Thursday. Nothing. Contacted the finance department, they said wait.
Friday. Nothing. Contacted the finance department, they said go talk to the bank.
By this point I was no longer calm. But, this is Thailand. Things like this happen. All. The. Time.
So, I went to the bank.
Not surprisingly, without having the deposit slip, the bank didn’t have anything to tell me–other than there had been no recent activity in my account. The bank tells me to contact my employer.
round and round and round we go.
By this point, my mounting anxiety had begun taking over my body and rational thought was becoming harder and harder to muster up. However, it is the weekend–the finance depart is closed. There is nothing I can do, but wait.
Monday morning, I am back at the finance department. I am once again assured that my paycheck was deposited and was show the deposit slip to prove it. This was slightly comforting. I was again instructed to go to talk to the bank.
While I was incredibly irritated by the fact that it is again I that has to go to the bank and not a member of the finance staff, I concede and go.
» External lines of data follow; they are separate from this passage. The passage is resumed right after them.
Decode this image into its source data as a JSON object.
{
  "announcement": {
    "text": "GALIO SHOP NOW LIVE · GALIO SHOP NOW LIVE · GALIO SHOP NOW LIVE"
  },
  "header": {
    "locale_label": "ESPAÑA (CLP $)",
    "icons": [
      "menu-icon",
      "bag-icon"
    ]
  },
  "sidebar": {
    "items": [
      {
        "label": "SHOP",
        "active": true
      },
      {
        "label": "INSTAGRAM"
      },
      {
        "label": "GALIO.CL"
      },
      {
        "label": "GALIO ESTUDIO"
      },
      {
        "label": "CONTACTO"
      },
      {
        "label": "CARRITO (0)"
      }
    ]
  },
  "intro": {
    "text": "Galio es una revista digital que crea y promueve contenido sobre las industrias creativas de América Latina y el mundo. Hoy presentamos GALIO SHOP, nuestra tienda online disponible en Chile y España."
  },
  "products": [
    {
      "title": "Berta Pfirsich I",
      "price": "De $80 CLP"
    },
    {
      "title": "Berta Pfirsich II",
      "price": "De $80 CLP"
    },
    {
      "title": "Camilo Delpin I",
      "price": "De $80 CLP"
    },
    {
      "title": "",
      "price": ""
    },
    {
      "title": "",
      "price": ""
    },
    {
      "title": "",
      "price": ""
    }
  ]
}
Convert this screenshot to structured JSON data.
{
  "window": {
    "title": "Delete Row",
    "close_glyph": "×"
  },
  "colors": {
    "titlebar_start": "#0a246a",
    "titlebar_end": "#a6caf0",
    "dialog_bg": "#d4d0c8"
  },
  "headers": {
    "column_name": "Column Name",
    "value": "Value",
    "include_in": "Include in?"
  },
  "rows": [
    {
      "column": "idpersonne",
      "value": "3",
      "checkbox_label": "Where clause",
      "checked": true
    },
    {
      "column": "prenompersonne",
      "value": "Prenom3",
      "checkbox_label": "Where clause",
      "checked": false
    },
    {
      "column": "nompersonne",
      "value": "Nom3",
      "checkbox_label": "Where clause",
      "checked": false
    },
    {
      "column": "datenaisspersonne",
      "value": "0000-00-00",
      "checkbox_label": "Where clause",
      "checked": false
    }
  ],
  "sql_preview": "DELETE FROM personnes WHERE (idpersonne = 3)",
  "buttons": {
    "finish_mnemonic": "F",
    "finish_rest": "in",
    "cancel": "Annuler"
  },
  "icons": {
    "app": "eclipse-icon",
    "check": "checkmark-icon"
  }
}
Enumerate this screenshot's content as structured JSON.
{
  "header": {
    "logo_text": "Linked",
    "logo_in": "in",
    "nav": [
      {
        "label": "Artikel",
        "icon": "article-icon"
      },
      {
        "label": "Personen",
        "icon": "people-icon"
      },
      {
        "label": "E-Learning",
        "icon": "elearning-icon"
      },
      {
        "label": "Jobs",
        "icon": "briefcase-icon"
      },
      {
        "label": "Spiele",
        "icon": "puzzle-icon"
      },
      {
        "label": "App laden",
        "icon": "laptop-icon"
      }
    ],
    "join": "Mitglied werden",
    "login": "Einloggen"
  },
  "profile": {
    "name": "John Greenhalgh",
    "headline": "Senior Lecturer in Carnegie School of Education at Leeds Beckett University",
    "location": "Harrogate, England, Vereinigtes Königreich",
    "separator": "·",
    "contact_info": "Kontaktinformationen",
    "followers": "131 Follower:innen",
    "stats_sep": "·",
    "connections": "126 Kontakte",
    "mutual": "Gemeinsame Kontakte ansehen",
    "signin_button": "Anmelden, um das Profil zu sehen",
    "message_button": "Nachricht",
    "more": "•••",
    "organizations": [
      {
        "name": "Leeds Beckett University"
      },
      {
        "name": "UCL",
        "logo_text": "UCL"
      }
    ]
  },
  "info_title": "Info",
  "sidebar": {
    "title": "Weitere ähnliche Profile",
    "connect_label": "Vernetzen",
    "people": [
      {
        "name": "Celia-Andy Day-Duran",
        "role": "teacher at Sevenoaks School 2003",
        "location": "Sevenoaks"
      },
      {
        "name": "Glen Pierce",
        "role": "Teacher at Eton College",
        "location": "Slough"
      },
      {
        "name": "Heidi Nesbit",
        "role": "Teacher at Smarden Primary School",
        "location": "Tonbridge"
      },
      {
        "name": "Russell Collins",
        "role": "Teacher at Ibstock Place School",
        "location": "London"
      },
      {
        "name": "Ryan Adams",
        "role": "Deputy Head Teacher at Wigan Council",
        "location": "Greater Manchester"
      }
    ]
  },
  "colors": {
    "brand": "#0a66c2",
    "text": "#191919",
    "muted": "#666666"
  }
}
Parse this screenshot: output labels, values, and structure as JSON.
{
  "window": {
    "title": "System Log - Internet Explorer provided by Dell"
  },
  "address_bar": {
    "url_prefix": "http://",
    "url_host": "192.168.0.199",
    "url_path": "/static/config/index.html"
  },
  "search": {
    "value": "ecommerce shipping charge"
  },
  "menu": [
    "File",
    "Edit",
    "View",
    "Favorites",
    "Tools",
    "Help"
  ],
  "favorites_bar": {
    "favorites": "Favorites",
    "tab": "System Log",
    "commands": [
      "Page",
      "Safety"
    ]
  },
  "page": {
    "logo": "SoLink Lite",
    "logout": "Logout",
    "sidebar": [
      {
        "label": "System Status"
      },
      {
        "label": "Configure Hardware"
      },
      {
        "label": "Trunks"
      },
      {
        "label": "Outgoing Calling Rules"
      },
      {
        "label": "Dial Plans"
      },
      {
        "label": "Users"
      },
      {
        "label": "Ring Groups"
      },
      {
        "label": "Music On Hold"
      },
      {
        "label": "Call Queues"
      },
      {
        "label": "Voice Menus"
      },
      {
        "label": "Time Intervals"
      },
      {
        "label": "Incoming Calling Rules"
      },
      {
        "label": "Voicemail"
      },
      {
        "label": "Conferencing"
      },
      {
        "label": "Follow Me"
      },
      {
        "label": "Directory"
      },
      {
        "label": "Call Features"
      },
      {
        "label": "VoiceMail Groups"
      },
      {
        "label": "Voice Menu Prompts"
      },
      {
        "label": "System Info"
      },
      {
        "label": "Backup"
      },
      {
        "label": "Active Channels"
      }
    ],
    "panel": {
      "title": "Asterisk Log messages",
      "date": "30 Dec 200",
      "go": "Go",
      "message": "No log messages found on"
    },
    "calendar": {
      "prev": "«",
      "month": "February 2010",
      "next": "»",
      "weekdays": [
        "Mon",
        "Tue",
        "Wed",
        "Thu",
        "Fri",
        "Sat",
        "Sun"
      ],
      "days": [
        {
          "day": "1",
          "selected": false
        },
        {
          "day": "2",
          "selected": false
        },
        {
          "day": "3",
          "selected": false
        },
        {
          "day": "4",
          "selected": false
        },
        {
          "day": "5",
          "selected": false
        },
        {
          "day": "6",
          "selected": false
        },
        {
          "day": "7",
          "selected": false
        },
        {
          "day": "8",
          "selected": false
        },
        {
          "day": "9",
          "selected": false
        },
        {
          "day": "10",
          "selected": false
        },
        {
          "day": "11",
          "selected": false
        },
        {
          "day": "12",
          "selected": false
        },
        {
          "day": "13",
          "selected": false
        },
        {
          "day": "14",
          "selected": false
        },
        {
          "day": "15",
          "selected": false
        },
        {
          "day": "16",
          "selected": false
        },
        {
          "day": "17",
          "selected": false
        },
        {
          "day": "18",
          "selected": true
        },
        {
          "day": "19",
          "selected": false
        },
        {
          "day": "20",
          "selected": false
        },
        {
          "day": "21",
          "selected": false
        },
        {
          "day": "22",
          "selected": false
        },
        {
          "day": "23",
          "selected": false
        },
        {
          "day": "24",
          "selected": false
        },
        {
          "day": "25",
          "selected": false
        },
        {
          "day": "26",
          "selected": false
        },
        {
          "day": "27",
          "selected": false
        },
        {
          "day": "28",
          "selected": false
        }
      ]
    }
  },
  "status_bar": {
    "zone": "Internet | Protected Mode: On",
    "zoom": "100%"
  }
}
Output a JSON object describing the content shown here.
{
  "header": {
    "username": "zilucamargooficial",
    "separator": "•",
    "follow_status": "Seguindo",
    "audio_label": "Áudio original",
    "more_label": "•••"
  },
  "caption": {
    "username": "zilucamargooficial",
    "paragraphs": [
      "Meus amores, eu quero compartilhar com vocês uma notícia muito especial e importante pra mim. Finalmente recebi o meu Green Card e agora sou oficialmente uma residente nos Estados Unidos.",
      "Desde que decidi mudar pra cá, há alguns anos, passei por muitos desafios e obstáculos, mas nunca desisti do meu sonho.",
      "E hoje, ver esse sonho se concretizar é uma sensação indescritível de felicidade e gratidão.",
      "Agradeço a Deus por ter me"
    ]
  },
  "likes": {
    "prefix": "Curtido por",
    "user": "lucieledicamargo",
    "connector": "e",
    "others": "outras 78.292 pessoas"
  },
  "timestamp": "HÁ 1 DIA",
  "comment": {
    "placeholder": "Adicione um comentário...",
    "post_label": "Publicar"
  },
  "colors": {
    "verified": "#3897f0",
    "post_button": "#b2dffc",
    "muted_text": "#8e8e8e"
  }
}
(an interruption from the narrator: while you are reading this story, please keep in mind that every interaction that is happening, is happening while speaking Thai, which regardless of my level of fluency, makes everything that much harder.)
I was able to remain semi-cool and ask to speak to a personal banker. The banker confirms what the previous banker had told me before–this deposit had never been made. However, this time, I had the deposit slip… so this answer would not suffice. A mistake had been made and it seemed very clear that the bank was at fault.
After much heeing and hawing, the bank concludes that the hour my check was deposited was the very hour that the branch in which the deposit was made, shut down; due to the closing of that branch, my paycheck was lost in the fray.
Ok. Annoying. But an answer and slightly understandable.
The personal banker fixed the problem, reassuring me that I would receive my money by Thursday morning.
If this were a story about a normal human being, story would end here. The resolution reached, the protagonist given an answer and be at ease. A conclusion should follow.
However, this is not a story about a normal human being, nor is the title of this series: “Times when Samara was Rational in Hard Situations”.
This, unfortunately, is not where our story ends.
Though I had been promised that the mistake had been nullified, I was not satisfied. I was unwilling to understand why I had to wait three more business days to get my paycheck; I had already waited ten. So, I insisted that they give my money, in full, right then. For many bureaucratic reasons I wouldn’t listen to, that was not possible.
So, I told them to give me a 5000baht (about $170) apology gift. I explained that this was 500baht for everyday that I had to be without my paycheck, amplifying the trouble it has caused me and my bills waiting to be paid.
I stayed seated at that bank for three hours. When no solutions were found I encouraged the employees by telling them that I had a book and all day. I was free to sit and wait for them to ‘do the right thing’.
Honestly, I don’t know what I was really trying to accomplish.
The bank employees–three different people–were scrambling for ideas to appease this belligerent foreigner and get me out of the bank, but I persisted.
There was no resolution.
I stayed at the bank until closing time. They were pulling down the chain links over the door as I left.
My paycheck would be assessable on Thursday morning and there was no ‘customer satisfaction fund’ to give me 5000baht out of.
So I left. My paycheck came on Thursday morning. And that was that.
Still to this day I have no idea what came over me in that bank or what I thought I would achieve by staying there all day. There were even times, while the situation was happening, that I could see the ridiculousness of my behavior, but it was if I was watching myself from outside of my body and couldn’t do anything to stop it.
The only excuse I have for myself is that I was really needing the three month furlough that followed this outburst. Praise Jesus for that mountain in Greece.